A day that began with unusual ambiguity at Winter Park ended with a very black-and-white decision: Percy Harvin's 2012 season is over.
The Vikings officially placed their standout receiver on injured reserve Wednesday evening, with Harvin unable to show significant recovery from the severe left ankle sprain he suffered Nov. 4 in Seattle.
Over the past four weeks, Harvin had tried to bounce back from the injury, which he sustained while being tackled on a run late in the third quarter of the Vikings' 30-20 loss to the Seahawks.
But his recuperation never could get over the hump, convincing the Vikings to make a no-turning-back move as they approach the season's final four games.
Yet, as is often the case with Harvin, Wednesday's definitive news contained an odd layer of mystery, too.
In the morning, after announcing Harvin would miss the day's practice, Frazier was asked directly if there were additional issues beyond the ankle that had contributed to the receiver's continued absence.
The Vikings coach looked up, then down. He hesitated for a second and carefully formed his response.
"You know, it's ..." Frazier said. "I know that he wants to win like we do. And I'm sure he's going to do everything he can to do what he has to do to help our football team.
"We'll see where it goes."
It wasn't exactly a straightforward answer to a head-on inquiry.
Perhaps Frazier was simply attempting to talk around a major decision that hadn't yet been finalized and rubber-stamped. But given the chapters of melodrama in Harvin's past -- including his confrontations with former coach Brad Childress and his odd trade request during this past June's minicamp -- Frazier's ambiguity left open the speculation that there might be complicated subtext to the whole situation.
Don't forget, the last game in which Harvin played -- that Week 9 loss in Seattle -- also included a brief but sizzling sideline tirade as the mercurial receiver screamed at Frazier following a stalled drive that resulted in a field goal.
Not long after, Frazier had a behind-the-scenes meeting with Harvin to discuss his behavior.
"He's not the only guy who wants to vent and speak out about a situation," Frazier said during the bye week. "But other guys find the right forum. So that's what we talked about."
Always a fiery competitor, Harvin seemed intent on getting through his ankle sprain and getting back on the field as soon as possible. He sat out the team's 34-24 victory over Detroit in Week 10 but stayed in Minnesota over the bye week to continue getting treatment.

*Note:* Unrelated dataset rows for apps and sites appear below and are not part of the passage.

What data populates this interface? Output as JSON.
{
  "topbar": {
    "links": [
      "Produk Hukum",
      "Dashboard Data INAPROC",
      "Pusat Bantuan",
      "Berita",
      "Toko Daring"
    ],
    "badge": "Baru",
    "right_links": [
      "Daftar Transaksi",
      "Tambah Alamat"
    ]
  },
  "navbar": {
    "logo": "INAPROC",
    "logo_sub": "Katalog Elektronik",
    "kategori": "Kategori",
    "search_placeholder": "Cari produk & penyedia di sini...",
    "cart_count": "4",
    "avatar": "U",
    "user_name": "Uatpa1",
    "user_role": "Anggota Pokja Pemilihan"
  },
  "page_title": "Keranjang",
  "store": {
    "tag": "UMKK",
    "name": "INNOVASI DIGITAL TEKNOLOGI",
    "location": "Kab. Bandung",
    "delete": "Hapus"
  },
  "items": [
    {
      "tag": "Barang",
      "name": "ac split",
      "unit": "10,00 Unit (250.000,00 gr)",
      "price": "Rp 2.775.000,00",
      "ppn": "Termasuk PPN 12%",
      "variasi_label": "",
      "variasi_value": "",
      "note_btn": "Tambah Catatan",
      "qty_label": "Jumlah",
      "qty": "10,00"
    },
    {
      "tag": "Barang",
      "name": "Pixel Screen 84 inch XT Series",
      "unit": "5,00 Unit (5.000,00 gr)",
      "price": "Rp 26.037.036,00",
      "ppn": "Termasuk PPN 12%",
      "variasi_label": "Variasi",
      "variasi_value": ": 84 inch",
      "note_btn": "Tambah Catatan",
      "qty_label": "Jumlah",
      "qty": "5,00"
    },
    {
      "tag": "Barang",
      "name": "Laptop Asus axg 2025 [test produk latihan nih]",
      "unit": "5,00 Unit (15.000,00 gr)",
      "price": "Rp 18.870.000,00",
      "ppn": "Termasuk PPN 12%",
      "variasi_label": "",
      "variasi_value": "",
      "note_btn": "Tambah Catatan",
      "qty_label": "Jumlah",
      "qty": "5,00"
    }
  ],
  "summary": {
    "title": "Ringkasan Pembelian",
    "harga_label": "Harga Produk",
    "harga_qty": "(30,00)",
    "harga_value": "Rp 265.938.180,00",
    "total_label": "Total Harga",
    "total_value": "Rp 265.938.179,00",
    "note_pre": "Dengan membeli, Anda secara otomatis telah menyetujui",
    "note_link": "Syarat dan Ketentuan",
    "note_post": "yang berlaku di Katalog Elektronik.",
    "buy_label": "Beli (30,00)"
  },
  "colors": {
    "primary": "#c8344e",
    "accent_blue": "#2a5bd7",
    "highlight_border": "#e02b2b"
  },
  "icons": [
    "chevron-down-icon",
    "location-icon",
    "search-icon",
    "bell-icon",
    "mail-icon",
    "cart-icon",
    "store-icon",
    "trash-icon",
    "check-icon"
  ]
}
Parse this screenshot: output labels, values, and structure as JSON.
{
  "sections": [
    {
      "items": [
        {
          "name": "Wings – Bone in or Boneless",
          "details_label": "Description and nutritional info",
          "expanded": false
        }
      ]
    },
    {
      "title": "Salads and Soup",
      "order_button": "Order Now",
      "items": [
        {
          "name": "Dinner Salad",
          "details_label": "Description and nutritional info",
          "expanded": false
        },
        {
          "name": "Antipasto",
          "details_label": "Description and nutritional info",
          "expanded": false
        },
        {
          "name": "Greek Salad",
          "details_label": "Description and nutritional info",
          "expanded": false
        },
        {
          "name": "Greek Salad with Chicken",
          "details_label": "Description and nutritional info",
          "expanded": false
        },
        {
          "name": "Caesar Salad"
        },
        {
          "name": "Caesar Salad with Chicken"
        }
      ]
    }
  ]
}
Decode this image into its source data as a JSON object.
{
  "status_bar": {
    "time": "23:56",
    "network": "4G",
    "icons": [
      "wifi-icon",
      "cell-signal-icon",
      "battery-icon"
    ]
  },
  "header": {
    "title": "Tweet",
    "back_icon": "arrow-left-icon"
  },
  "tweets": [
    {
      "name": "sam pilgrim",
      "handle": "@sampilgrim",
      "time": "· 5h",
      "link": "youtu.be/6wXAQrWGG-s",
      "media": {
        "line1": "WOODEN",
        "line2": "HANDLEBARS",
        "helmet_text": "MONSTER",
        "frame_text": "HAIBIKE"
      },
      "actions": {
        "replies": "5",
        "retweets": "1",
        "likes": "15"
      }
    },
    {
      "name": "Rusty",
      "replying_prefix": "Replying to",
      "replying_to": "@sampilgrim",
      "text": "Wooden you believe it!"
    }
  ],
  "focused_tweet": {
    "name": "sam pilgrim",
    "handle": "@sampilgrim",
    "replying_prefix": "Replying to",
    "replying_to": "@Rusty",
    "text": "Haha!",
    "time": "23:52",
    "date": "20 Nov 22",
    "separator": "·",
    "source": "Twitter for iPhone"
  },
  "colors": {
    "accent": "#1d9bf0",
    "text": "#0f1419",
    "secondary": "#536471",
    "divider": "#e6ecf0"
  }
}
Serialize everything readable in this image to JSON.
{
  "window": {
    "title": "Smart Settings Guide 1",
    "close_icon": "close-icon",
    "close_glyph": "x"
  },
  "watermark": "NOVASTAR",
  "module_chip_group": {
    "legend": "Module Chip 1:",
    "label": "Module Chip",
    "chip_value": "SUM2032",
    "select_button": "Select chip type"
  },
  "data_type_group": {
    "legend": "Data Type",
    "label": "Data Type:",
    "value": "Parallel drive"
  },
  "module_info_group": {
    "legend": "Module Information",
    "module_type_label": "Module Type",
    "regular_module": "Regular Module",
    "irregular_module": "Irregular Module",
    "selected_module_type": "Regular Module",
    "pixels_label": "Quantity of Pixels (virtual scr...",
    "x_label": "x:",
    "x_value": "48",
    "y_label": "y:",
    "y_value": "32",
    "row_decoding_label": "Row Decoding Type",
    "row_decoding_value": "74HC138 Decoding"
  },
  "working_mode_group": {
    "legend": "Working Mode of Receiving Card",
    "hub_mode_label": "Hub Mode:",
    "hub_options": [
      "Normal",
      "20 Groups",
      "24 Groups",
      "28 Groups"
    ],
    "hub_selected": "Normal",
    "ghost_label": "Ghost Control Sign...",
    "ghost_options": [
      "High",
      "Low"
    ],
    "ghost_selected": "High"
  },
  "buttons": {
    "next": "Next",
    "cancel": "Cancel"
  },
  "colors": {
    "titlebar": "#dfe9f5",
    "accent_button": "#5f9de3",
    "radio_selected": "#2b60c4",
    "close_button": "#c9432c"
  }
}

Harvin had hoped to return to action each of the past two weeks. But leading up to last weekend's game in Green Bay, his efforts to return to practice proved unsuccessful. According to Frazier, Harvin had the most trouble pushing off and changing direction on the ankle.
Frazier made clear Wednesday that the receiver had been serious about his recovery throughout.
"He's done pretty much the things the trainers have asked him to do," Frazier said.
Still, as the receiver's absence dragged out, Frazier seemed to grow more frustrated. Last Thursday, the Vikings coach asserted that one of the biggest keys to Harvin's return might be his willingness to play through the discomfort.
"You've just got to work through it," Frazier said. "Pain tolerance is the key, how much he can tolerate."
Ironically, Harvin's doggedness to push through a nagging hamstring problem in Seattle led to the ankle sprain. Then, the receiver's persistence to continue playing through that injury might have worsened the severity.
Now, Harvin's season is done, in the books with 62 catches for 677 yards and three touchdowns over nine games.
His absence won't be good for an offense that's clearly missed him. The Vikings have amassed a total of only 263 passing yards and 24 points in back-to-back road losses to the Bears and Packers.
That's just part of life without Harvin, which will now continue for the rest of the season.